For example, the aluminium foil industry. After the imposition of anti-dumping duty on Chinese aluminium foils, the industry has seen resurgence. With existing mills running at full capacity and a whole host of new projects commissioned since the time of the duty imposition, the country has seen a significant amount of investment, talent building and market-building efforts that will yield huge dividend for the economy. Earlier, the foil industry was choked between high input costs of primary aluminium and cheap imports from China.
At 4.1 million tonnes per annum primary capacity and a downstream processing capacity of 3.9 million tonnes, the Indian aluminium industry has a ready platform to scale up to support the growth trajectory of India. The country obviously needs aluminium products to meet the various end-user requirements in many industries within the manufacturing sector. The growth of the downstream aluminium industry is dependent on two key points—independent recognition (distinct from primary aluminium) and support derived in the form of government policy. The government must consider the demands of the industry and protect the downstream segment by doing away with import duty on primary aluminium. This will make it affordable and help increase domestic consumption of domestically-produced aluminium. Paying a global premium for India-produced aluminium has to stop. Removing import tariffs on primary aluminium and increasing import duties on downstream aluminium could be a practical solution to this issue, which will incentivise value-addition to aluminium within India.

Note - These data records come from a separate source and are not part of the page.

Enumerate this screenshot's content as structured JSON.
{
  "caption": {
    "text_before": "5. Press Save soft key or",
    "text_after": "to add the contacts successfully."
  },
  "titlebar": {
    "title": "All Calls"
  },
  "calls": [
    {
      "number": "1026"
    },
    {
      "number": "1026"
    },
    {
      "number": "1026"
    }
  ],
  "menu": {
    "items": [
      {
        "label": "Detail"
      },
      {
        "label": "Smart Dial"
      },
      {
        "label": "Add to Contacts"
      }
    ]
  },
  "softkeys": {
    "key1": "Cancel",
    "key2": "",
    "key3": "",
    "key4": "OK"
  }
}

Immediate attention to this can safeguard lakhs of livelihoods associated with this industry.
The sheer range of application in aerospace, defence, high-speed rail and many infrastructure areas makes downstream aluminium industry very important. According to a NITI Aayog report, India’s downstream segment comprises of more than 150 companies (both large and midsized) and a bigger base of smaller and unorganised players that strongly needs an export policy for the downstream aluminium segment. In the global market, Indian MSMEs can be competitive only when downstream aluminium is offered a differential status in India, giving it price-parity through focused government policies. The downstream aluminium segment has all along been a visible symbol of progress. Having extensive forward- and backward-linkages to the economy, policy reforms can reduce its import dependency and help make it contribute towards an Atmanirbhar Bharat.
The author is vice-chairman & managing director, Jindal Aluminium Ltd